- Opening Delimiter -
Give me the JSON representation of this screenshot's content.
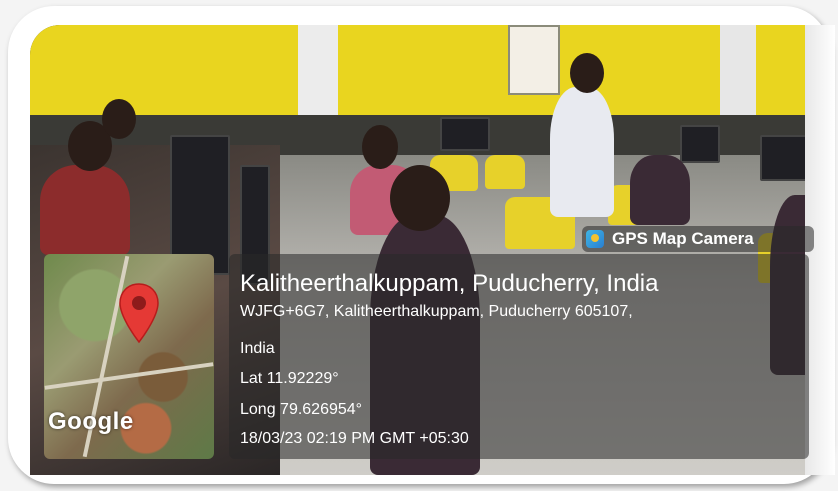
{
  "overlay": {
    "app_badge": "GPS Map Camera",
    "location_title": "Kalitheerthalkuppam, Puducherry, India",
    "address_line1": "WJFG+6G7, Kalitheerthalkuppam, Puducherry 605107,",
    "address_line2": "India",
    "latitude": "Lat 11.92229°",
    "longitude": "Long 79.626954°",
    "timestamp": "18/03/23 02:19 PM GMT +05:30",
    "map_watermark": "Google"
  },
  "icons": {
    "badge": "gps-map-camera-icon",
    "pin": "map-pin-icon"
  },
  "colors": {
    "pin": "#e53935",
    "wall": "#e9d51f",
    "chair": "#e7d12a"
  }
}
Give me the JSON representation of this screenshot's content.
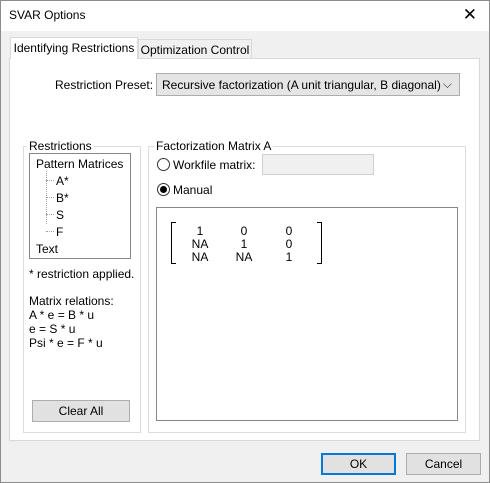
{
  "window": {
    "title": "SVAR Options",
    "close_glyph": "✕"
  },
  "tabs": [
    {
      "label": "Identifying Restrictions",
      "active": true
    },
    {
      "label": "Optimization Control",
      "active": false
    }
  ],
  "preset": {
    "label": "Restriction Preset:",
    "value": "Recursive factorization (A unit triangular, B diagonal)",
    "arrow": "⌵"
  },
  "restrictions": {
    "group_title": "Restrictions",
    "tree": {
      "root": "Pattern Matrices",
      "children": [
        "A*",
        "B*",
        "S",
        "F"
      ],
      "text_item": "Text"
    },
    "note": "* restriction applied.",
    "relations_title": "Matrix relations:",
    "relations": [
      "A * e = B * u",
      "e = S * u",
      "Psi * e = F * u"
    ],
    "clear_all": "Clear All"
  },
  "factorization": {
    "group_title": "Factorization Matrix A",
    "workfile_label": "Workfile matrix:",
    "workfile_value": "",
    "manual_label": "Manual",
    "selected": "manual",
    "matrix": [
      [
        "1",
        "0",
        "0"
      ],
      [
        "NA",
        "1",
        "0"
      ],
      [
        "NA",
        "NA",
        "1"
      ]
    ]
  },
  "buttons": {
    "ok": "OK",
    "cancel": "Cancel"
  }
}
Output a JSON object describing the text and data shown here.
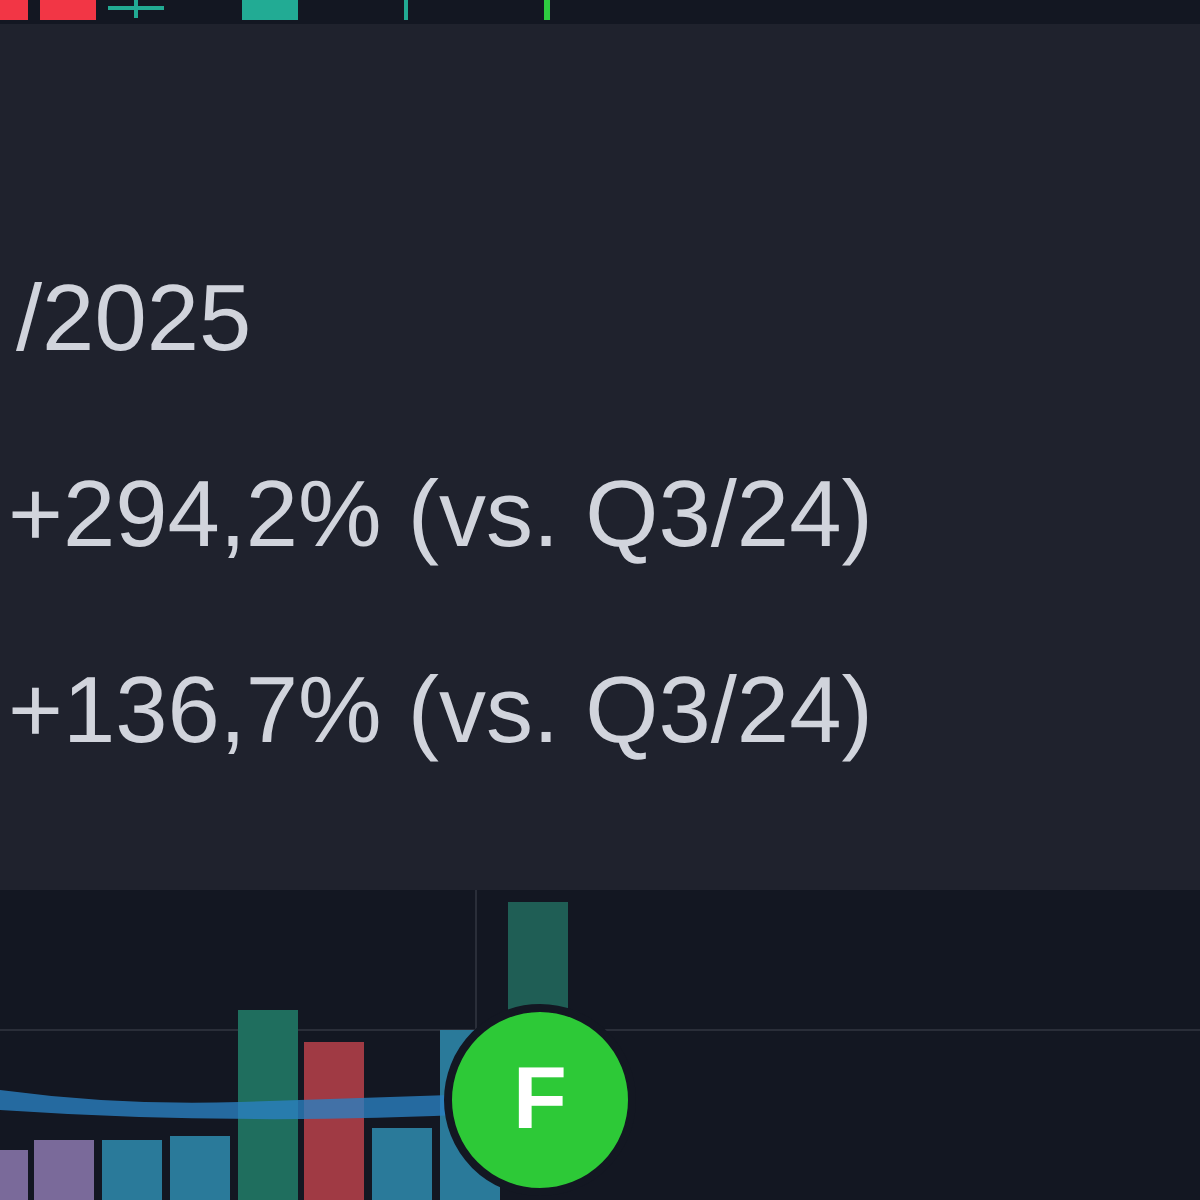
{
  "tooltip": {
    "lines": [
      "/2025",
      "+294,2% (vs. Q3/24)",
      "+136,7% (vs. Q3/24)"
    ]
  },
  "event_marker": {
    "label": "F"
  }
}
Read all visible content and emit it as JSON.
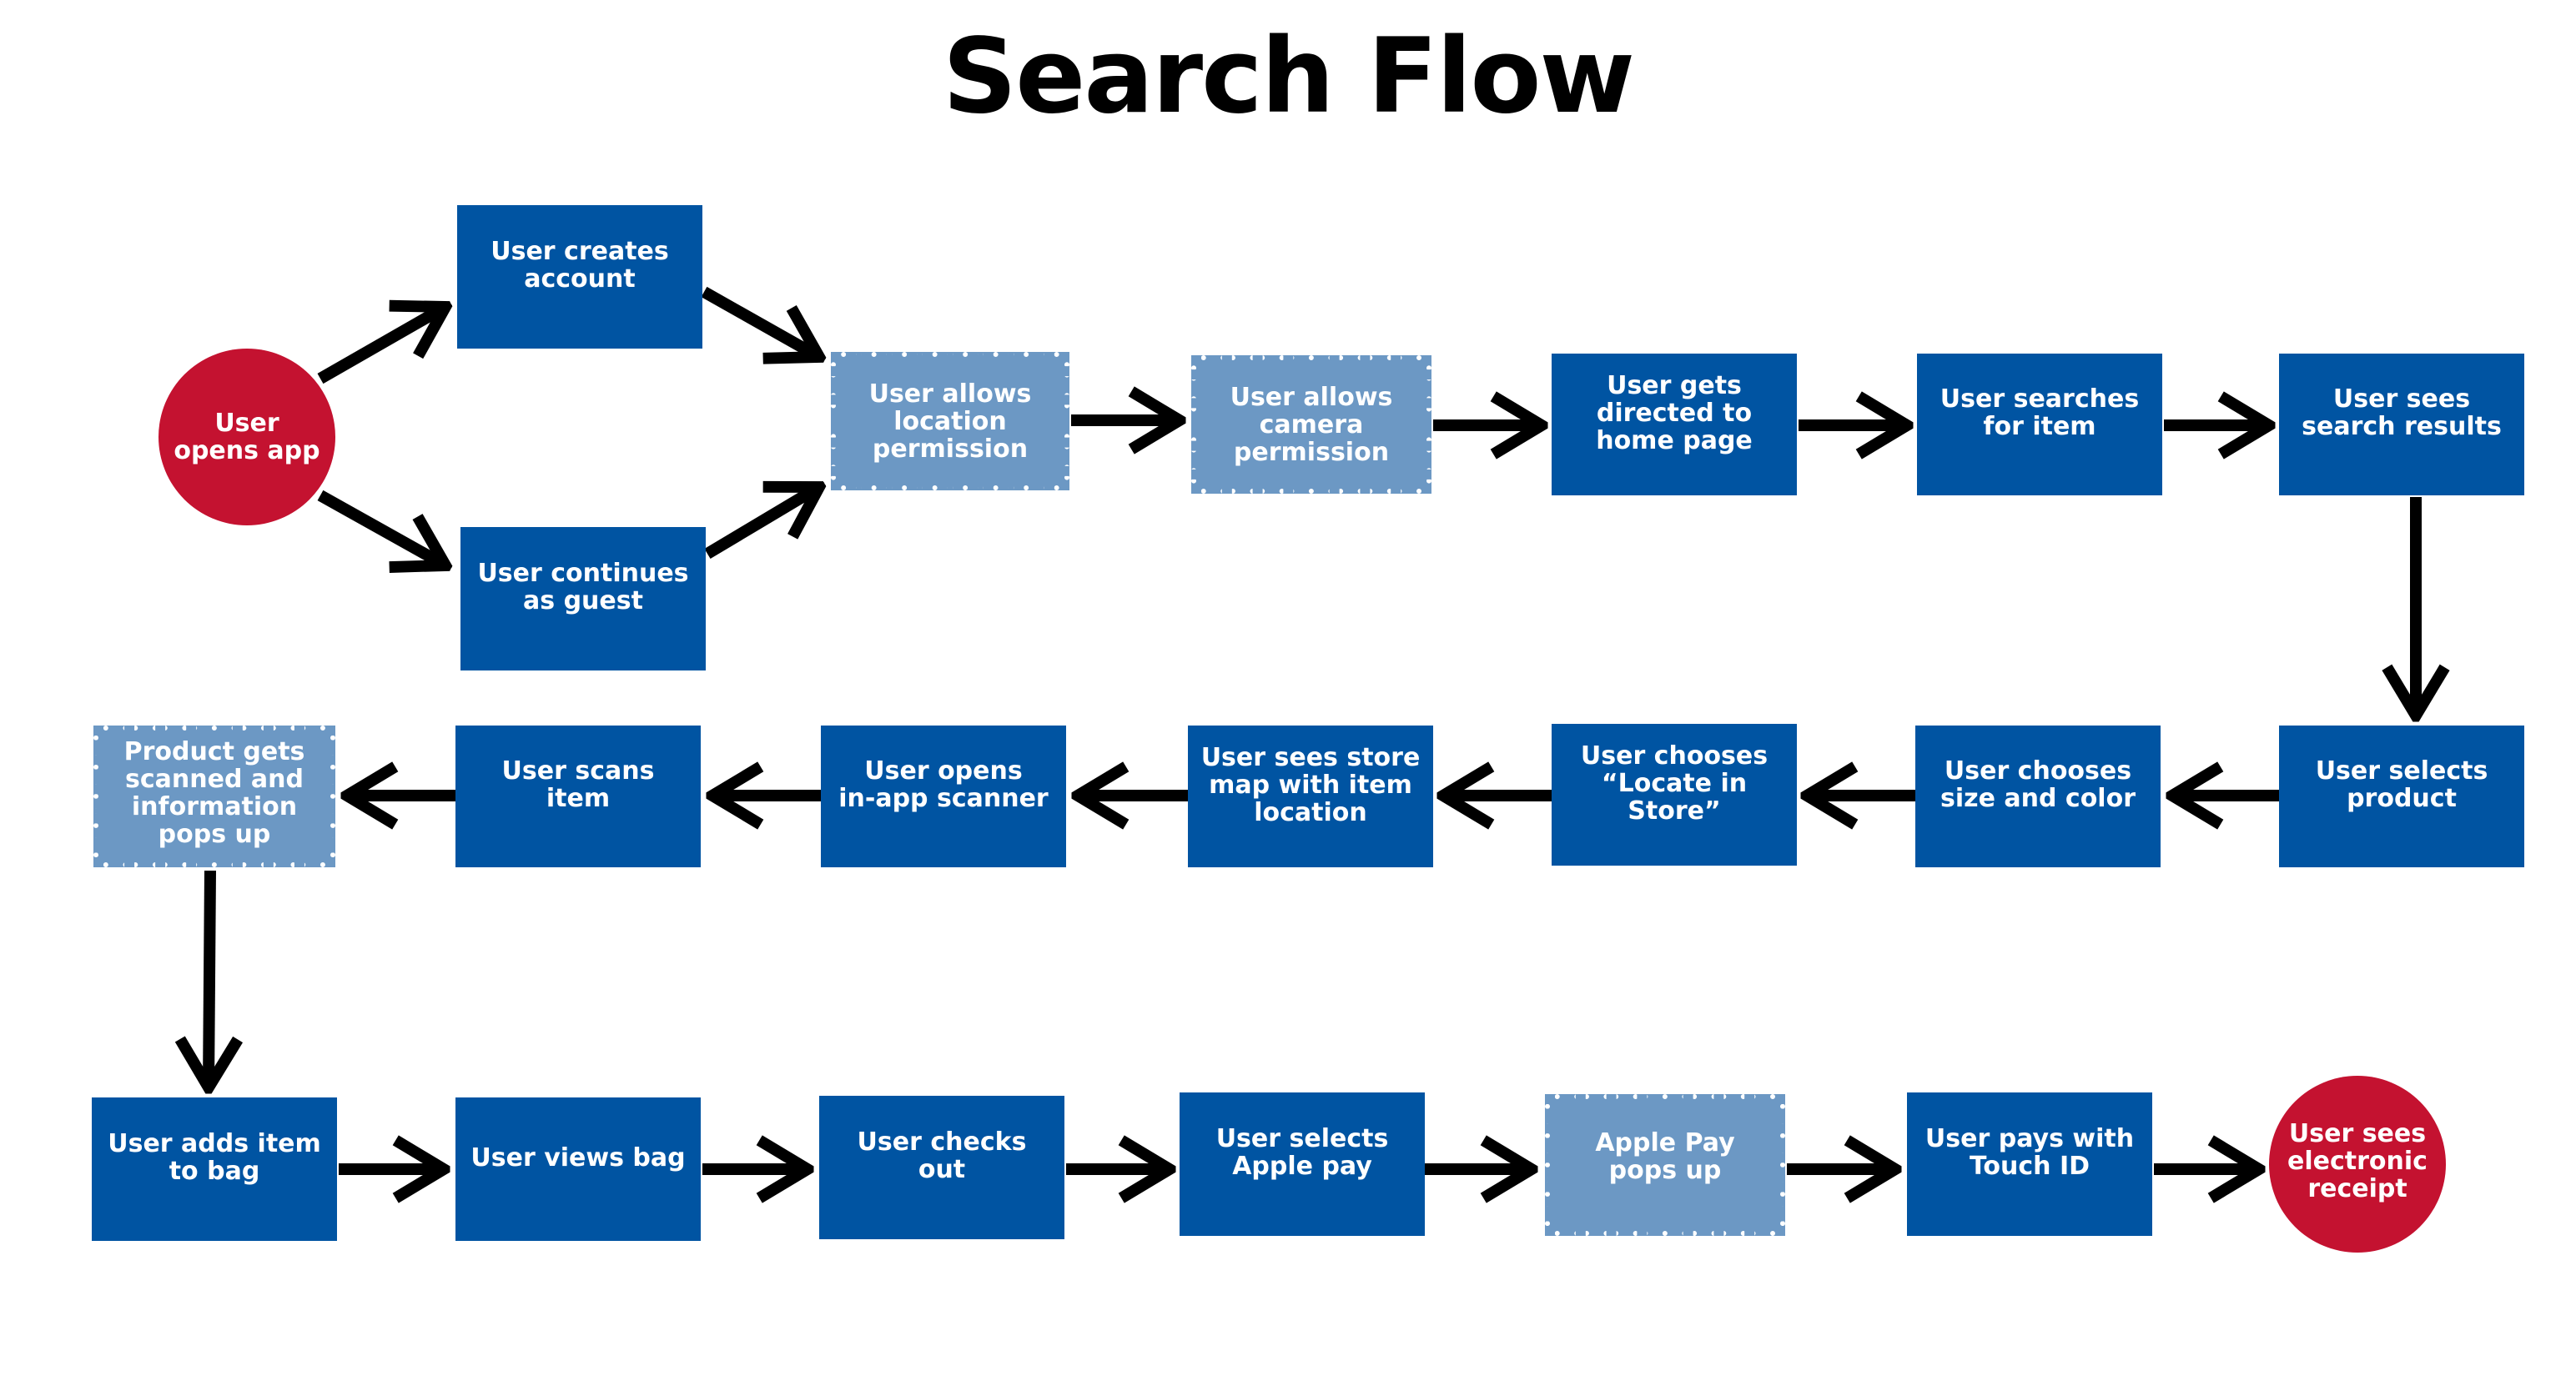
{
  "title": "Search Flow",
  "colors": {
    "primary_step": "#0054A2",
    "system_step": "#6C98C4",
    "terminal": "#C41230",
    "arrow": "#000000"
  },
  "nodes": {
    "start": "User\nopens app",
    "create_account": "User creates\naccount",
    "continue_guest": "User continues\nas guest",
    "allow_location": "User allows\nlocation\npermission",
    "allow_camera": "User allows\ncamera\npermission",
    "home_page": "User gets\ndirected to\nhome page",
    "search_item": "User searches\nfor item",
    "search_results": "User sees\nsearch results",
    "select_product": "User selects\nproduct",
    "size_color": "User chooses\nsize and color",
    "locate_in_store": "User chooses\n“Locate in Store”",
    "store_map": "User sees store\nmap with item\nlocation",
    "open_scanner": "User opens\nin-app scanner",
    "scan_item": "User scans item",
    "product_scanned": "Product gets\nscanned and\ninformation\npops up",
    "add_to_bag": "User adds item\nto bag",
    "view_bag": "User views bag",
    "check_out": "User checks out",
    "select_apple_pay": "User selects\nApple pay",
    "apple_pay_popup": "Apple Pay\npops up",
    "touch_id": "User pays with\nTouch ID",
    "receipt": "User sees\nelectronic\nreceipt"
  },
  "edges": [
    [
      "start",
      "create_account"
    ],
    [
      "start",
      "continue_guest"
    ],
    [
      "create_account",
      "allow_location"
    ],
    [
      "continue_guest",
      "allow_location"
    ],
    [
      "allow_location",
      "allow_camera"
    ],
    [
      "allow_camera",
      "home_page"
    ],
    [
      "home_page",
      "search_item"
    ],
    [
      "search_item",
      "search_results"
    ],
    [
      "search_results",
      "select_product"
    ],
    [
      "select_product",
      "size_color"
    ],
    [
      "size_color",
      "locate_in_store"
    ],
    [
      "locate_in_store",
      "store_map"
    ],
    [
      "store_map",
      "open_scanner"
    ],
    [
      "open_scanner",
      "scan_item"
    ],
    [
      "scan_item",
      "product_scanned"
    ],
    [
      "product_scanned",
      "add_to_bag"
    ],
    [
      "add_to_bag",
      "view_bag"
    ],
    [
      "view_bag",
      "check_out"
    ],
    [
      "check_out",
      "select_apple_pay"
    ],
    [
      "select_apple_pay",
      "apple_pay_popup"
    ],
    [
      "apple_pay_popup",
      "touch_id"
    ],
    [
      "touch_id",
      "receipt"
    ]
  ]
}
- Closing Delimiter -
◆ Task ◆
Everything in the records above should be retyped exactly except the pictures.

◆ Answer to the exercise ◆
Give me the JSON representation of this screenshot's content.
{
  "overlay": {
    "app_badge": "GPS Map Camera",
    "location_title": "Kalitheerthalkuppam, Puducherry, India",
    "address_line1": "WJFG+6G7, Kalitheerthalkuppam, Puducherry 605107,",
    "address_line2": "India",
    "latitude": "Lat 11.92229°",
    "longitude": "Long 79.626954°",
    "timestamp": "18/03/23 02:19 PM GMT +05:30",
    "map_watermark": "Google"
  },
  "icons": {
    "badge": "gps-map-camera-icon",
    "pin": "map-pin-icon"
  },
  "colors": {
    "pin": "#e53935",
    "wall": "#e9d51f",
    "chair": "#e7d12a"
  }
}
Give me the JSON representation of this screenshot's content.
{
  "window": {
    "title": "SVAR Options",
    "close_glyph": "✕"
  },
  "tabs": [
    {
      "label": "Identifying Restrictions",
      "active": true
    },
    {
      "label": "Optimization Control",
      "active": false
    }
  ],
  "preset": {
    "label": "Restriction Preset:",
    "value": "Recursive factorization (A unit triangular, B diagonal)",
    "arrow": "⌵"
  },
  "restrictions": {
    "group_title": "Restrictions",
    "tree": {
      "root": "Pattern Matrices",
      "children": [
        "A*",
        "B*",
        "S",
        "F"
      ],
      "text_item": "Text"
    },
    "note": "* restriction applied.",
    "relations_title": "Matrix relations:",
    "relations": [
      "A * e = B * u",
      "e = S * u",
      "Psi * e = F * u"
    ],
    "clear_all": "Clear All"
  },
  "factorization": {
    "group_title": "Factorization Matrix A",
    "workfile_label": "Workfile matrix:",
    "workfile_value": "",
    "manual_label": "Manual",
    "selected": "manual",
    "matrix": [
      [
        "1",
        "0",
        "0"
      ],
      [
        "NA",
        "1",
        "0"
      ],
      [
        "NA",
        "NA",
        "1"
      ]
    ]
  },
  "buttons": {
    "ok": "OK",
    "cancel": "Cancel"
  }
}
Output a JSON object describing the text and data shown here.
{
  "tooltip": {
    "lines": [
      "/2025",
      "+294,2% (vs. Q3/24)",
      "+136,7% (vs. Q3/24)"
    ]
  },
  "event_marker": {
    "label": "F"
  }
}
Read all visible content and emit it as JSON.
{
  "title": "Search Flow",
  "colors": {
    "primary_step": "#0054A2",
    "system_step": "#6C98C4",
    "terminal": "#C41230",
    "arrow": "#000000"
  },
  "nodes": {
    "start": "User\nopens app",
    "create_account": "User creates\naccount",
    "continue_guest": "User continues\nas guest",
    "allow_location": "User allows\nlocation\npermission",
    "allow_camera": "User allows\ncamera\npermission",
    "home_page": "User gets\ndirected to\nhome page",
    "search_item": "User searches\nfor item",
    "search_results": "User sees\nsearch results",
    "select_product": "User selects\nproduct",
    "size_color": "User chooses\nsize and color",
    "locate_in_store": "User chooses\n“Locate in Store”",
    "store_map": "User sees store\nmap with item\nlocation",
    "open_scanner": "User opens\nin-app scanner",
    "scan_item": "User scans item",
    "product_scanned": "Product gets\nscanned and\ninformation\npops up",
    "add_to_bag": "User adds item\nto bag",
    "view_bag": "User views bag",
    "check_out": "User checks out",
    "select_apple_pay": "User selects\nApple pay",
    "apple_pay_popup": "Apple Pay\npops up",
    "touch_id": "User pays with\nTouch ID",
    "receipt": "User sees\nelectronic\nreceipt"
  },
  "edges": [
    [
      "start",
      "create_account"
    ],
    [
      "start",
      "continue_guest"
    ],
    [
      "create_account",
      "allow_location"
    ],
    [
      "continue_guest",
      "allow_location"
    ],
    [
      "allow_location",
      "allow_camera"
    ],
    [
      "allow_camera",
      "home_page"
    ],
    [
      "home_page",
      "search_item"
    ],
    [
      "search_item",
      "search_results"
    ],
    [
      "search_results",
      "select_product"
    ],
    [
      "select_product",
      "size_color"
    ],
    [
      "size_color",
      "locate_in_store"
    ],
    [
      "locate_in_store",
      "store_map"
    ],
    [
      "store_map",
      "open_scanner"
    ],
    [
      "open_scanner",
      "scan_item"
    ],
    [
      "scan_item",
      "product_scanned"
    ],
    [
      "product_scanned",
      "add_to_bag"
    ],
    [
      "add_to_bag",
      "view_bag"
    ],
    [
      "view_bag",
      "check_out"
    ],
    [
      "check_out",
      "select_apple_pay"
    ],
    [
      "select_apple_pay",
      "apple_pay_popup"
    ],
    [
      "apple_pay_popup",
      "touch_id"
    ],
    [
      "touch_id",
      "receipt"
    ]
  ]
}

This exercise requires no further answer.